How Yahoo is offering carbon-neutral ad buys at scale
Yahoo is offering advertisers access to green media products through a partnership with Scope3. Here’s how it works.
How can ad buyers be sure that green purchases are truly green? / Johann Siemens
The marketing industry is experiencing a demand for green tech solutions as pressure grows on brands to demonstrate their environmental bona fides. Catering to that demand, as of this week, Yahoo is offering advertising partners access to carbon-neutral media buys through its ad ecosystem. That process is being facilitated through the use of Scope3’s tools, which are designed to allow buyers access to carbon-neutral advertising. Married to the scale of Yahoo’s supply-side platform (SSP), that partnership should allow many more buyers to alleviate environmental concerns and reach mainstream audiences.
It comes as brands increasingly consider how marketing activity can contribute to the global climate crisis and see them on the wrong side of greenwashing accusations if they do not take steps to acknowledge and mitigate the fact while touting their green credentials.
To that end, the option to purchase ‘green media products’ (GMPs) is being integrated into private marketplaces (PMPs) across Yahoo’s ad tools. That option is available globally through any demand-side platform (DSP) connected to the Yahoo SSP, including its own DSP.
Keeping up with the times

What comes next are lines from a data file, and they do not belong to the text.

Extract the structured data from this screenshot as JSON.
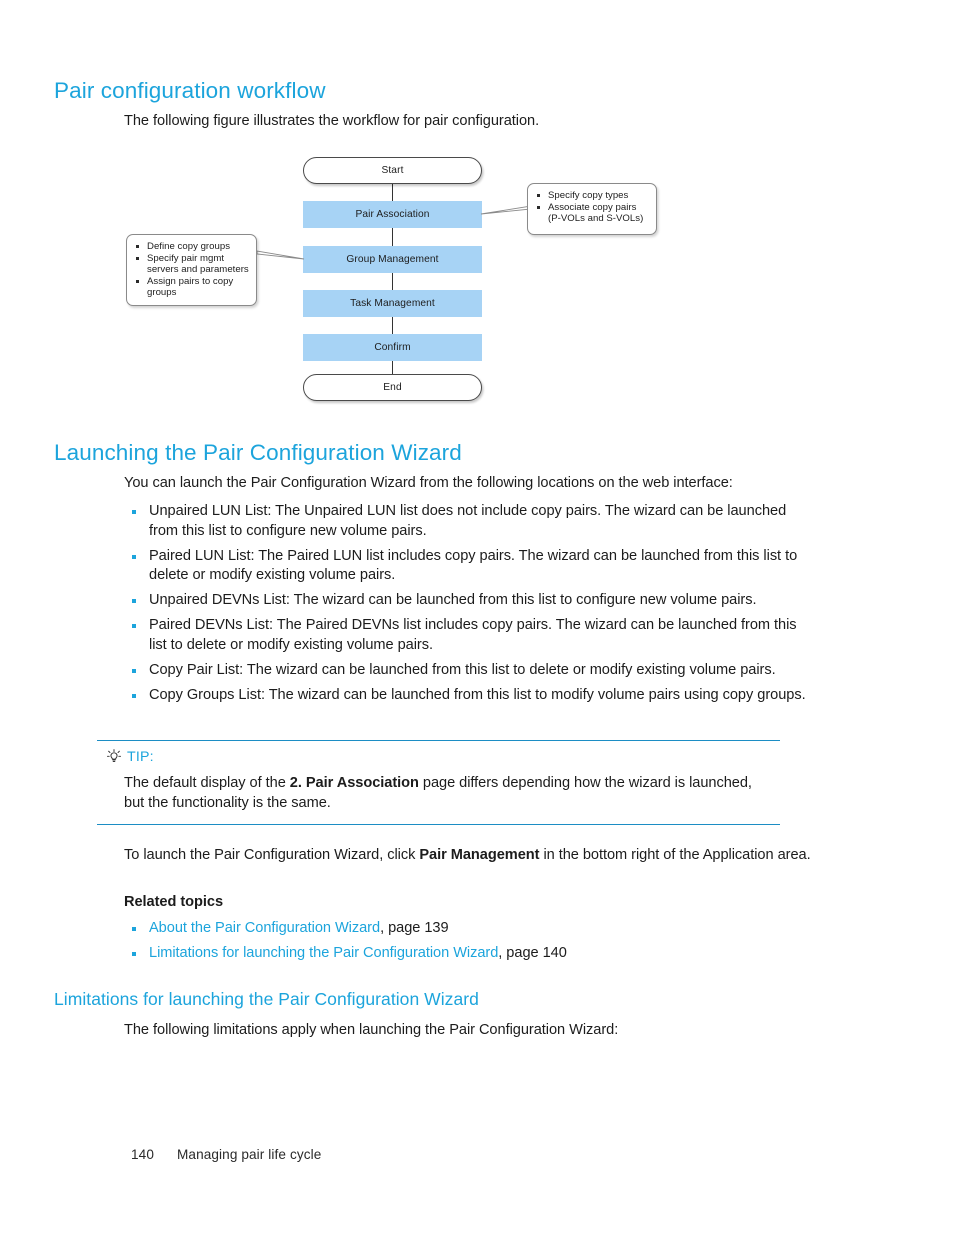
{
  "sections": {
    "workflow": {
      "heading": "Pair configuration workflow",
      "intro": "The following figure illustrates the workflow for pair configuration."
    },
    "launching": {
      "heading": "Launching the Pair Configuration Wizard",
      "intro": "You can launch the Pair Configuration Wizard from the following locations on the web interface:",
      "locations": [
        "Unpaired LUN List: The Unpaired LUN list does not include copy pairs. The wizard can be launched from this list to configure new volume pairs.",
        "Paired LUN List:  The Paired LUN list includes copy pairs. The wizard can be launched from this list to delete or modify existing volume pairs.",
        "Unpaired DEVNs List: The wizard can be launched from this list to configure new volume pairs.",
        "Paired DEVNs List: The Paired DEVNs list includes copy pairs. The wizard can be launched from this list to delete or modify existing volume pairs.",
        "Copy Pair List: The wizard can be launched from this list to delete or modify existing volume pairs.",
        "Copy Groups List: The wizard can be launched from this list to modify volume pairs using copy groups."
      ],
      "launch_note_pre": "To launch the Pair Configuration Wizard, click ",
      "launch_note_bold": "Pair Management",
      "launch_note_post": " in the bottom right of the Application area.",
      "related_topics_heading": "Related topics",
      "related_topics": [
        {
          "link": "About the Pair Configuration Wizard",
          "suffix": ", page 139"
        },
        {
          "link": "Limitations for launching the Pair Configuration Wizard",
          "suffix": ", page 140"
        }
      ]
    },
    "limitations": {
      "heading": "Limitations for launching the Pair Configuration Wizard",
      "intro": "The following limitations apply when launching the Pair Configuration Wizard:"
    }
  },
  "tip": {
    "label": "TIP:",
    "icon": "lightbulb-icon",
    "text_pre": "The default display of the ",
    "text_bold": "2. Pair Association",
    "text_post": " page differs depending how the wizard is launched, but the functionality is the same."
  },
  "flowchart": {
    "nodes": [
      {
        "id": "start",
        "label": "Start",
        "type": "terminal"
      },
      {
        "id": "pair-association",
        "label": "Pair Association",
        "type": "process"
      },
      {
        "id": "group-management",
        "label": "Group Management",
        "type": "process"
      },
      {
        "id": "task-management",
        "label": "Task Management",
        "type": "process"
      },
      {
        "id": "confirm",
        "label": "Confirm",
        "type": "process"
      },
      {
        "id": "end",
        "label": "End",
        "type": "terminal"
      }
    ],
    "callout_right": {
      "items": [
        {
          "line1": "Specify copy types",
          "line2": ""
        },
        {
          "line1": "Associate copy pairs",
          "line2": "(P-VOLs and S-VOLs)"
        }
      ]
    },
    "callout_left": {
      "items": [
        {
          "line1": "Define copy groups",
          "line2": ""
        },
        {
          "line1": "Specify pair mgmt",
          "line2": "servers and parameters"
        },
        {
          "line1": "Assign pairs to copy",
          "line2": "groups"
        }
      ]
    },
    "colors": {
      "process_fill": "#A7D3F5",
      "terminal_border": "#4a4a4a",
      "connector": "#333333"
    }
  },
  "footer": {
    "page_number": "140",
    "chapter": "Managing pair life cycle"
  },
  "theme": {
    "heading_blue": "#1CA4DC",
    "link_blue": "#1CA4DC",
    "rule_blue": "#1C8DC4",
    "body_text": "#1c1c1c"
  }
}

Simon Halstead is vice president of exchanges and supply, international, at Yahoo. He argues that societal pressures are creating a demand for truly carbon-neutral processes throughout the marketing industry: “As many companies work to their own sustainability strategies and commitments, we want to help buyers on that journey. Until now, clients have only been able to compensate for CO2 emissions from their supply chains. Yahoo is taking this to the next step by actively encouraging reduced CO2 emissions through increased demand.”

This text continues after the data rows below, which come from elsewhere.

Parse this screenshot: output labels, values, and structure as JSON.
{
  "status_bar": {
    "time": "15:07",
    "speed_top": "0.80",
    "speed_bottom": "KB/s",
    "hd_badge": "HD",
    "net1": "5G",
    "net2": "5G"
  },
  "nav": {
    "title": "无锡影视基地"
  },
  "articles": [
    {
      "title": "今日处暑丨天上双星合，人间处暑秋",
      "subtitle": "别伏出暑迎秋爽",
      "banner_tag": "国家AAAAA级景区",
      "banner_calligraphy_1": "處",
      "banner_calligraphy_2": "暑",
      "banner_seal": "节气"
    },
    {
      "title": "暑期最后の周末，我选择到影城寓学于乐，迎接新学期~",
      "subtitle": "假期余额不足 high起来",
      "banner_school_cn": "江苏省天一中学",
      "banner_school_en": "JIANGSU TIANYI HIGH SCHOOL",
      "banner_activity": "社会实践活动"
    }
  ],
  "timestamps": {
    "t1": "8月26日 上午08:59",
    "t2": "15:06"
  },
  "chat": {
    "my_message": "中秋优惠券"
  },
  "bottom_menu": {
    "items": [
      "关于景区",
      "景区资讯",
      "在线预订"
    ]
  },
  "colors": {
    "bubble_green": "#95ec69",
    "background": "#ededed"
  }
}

Inventory bought through GMPs is measured for its carbon impact by Scope3. Following that initial measurement, the total carbon impact of the media buy is then compensated through a partnership with Carbon Direct. The client can then choose to buy those GMPs, just as they chose to purchase against publishers and audiences on the SSP.
As demand increases, there is space for further additions to the PMPs. “We will continue to add partners to our green PMP solutions over time,” Halstead said. “We will continue to look at how we can enhance our offerings in this space and refine the opportunities moving forward. We will build that in line with advertiser requirements and publisher partnerships.”
Last year, media investment firm GroupM began an audit of its own carbon creation, in line with parent company WPP’s commitment to clean up its ‘dirty media supply’. It, along with other commitments by major players within the industry, is a sign that the widespread adoption of green practices is seen as integral to the future of marketing.
The introduction of an option during the buying process – no matter the scale of the platform – can never be a silver bullet for decreasing the industry’s carbon footprint. However, with more consumers and industry practitioners calling for green solutions, the reality is that the ability to offset carbon is one that many within the industry will take advantage of.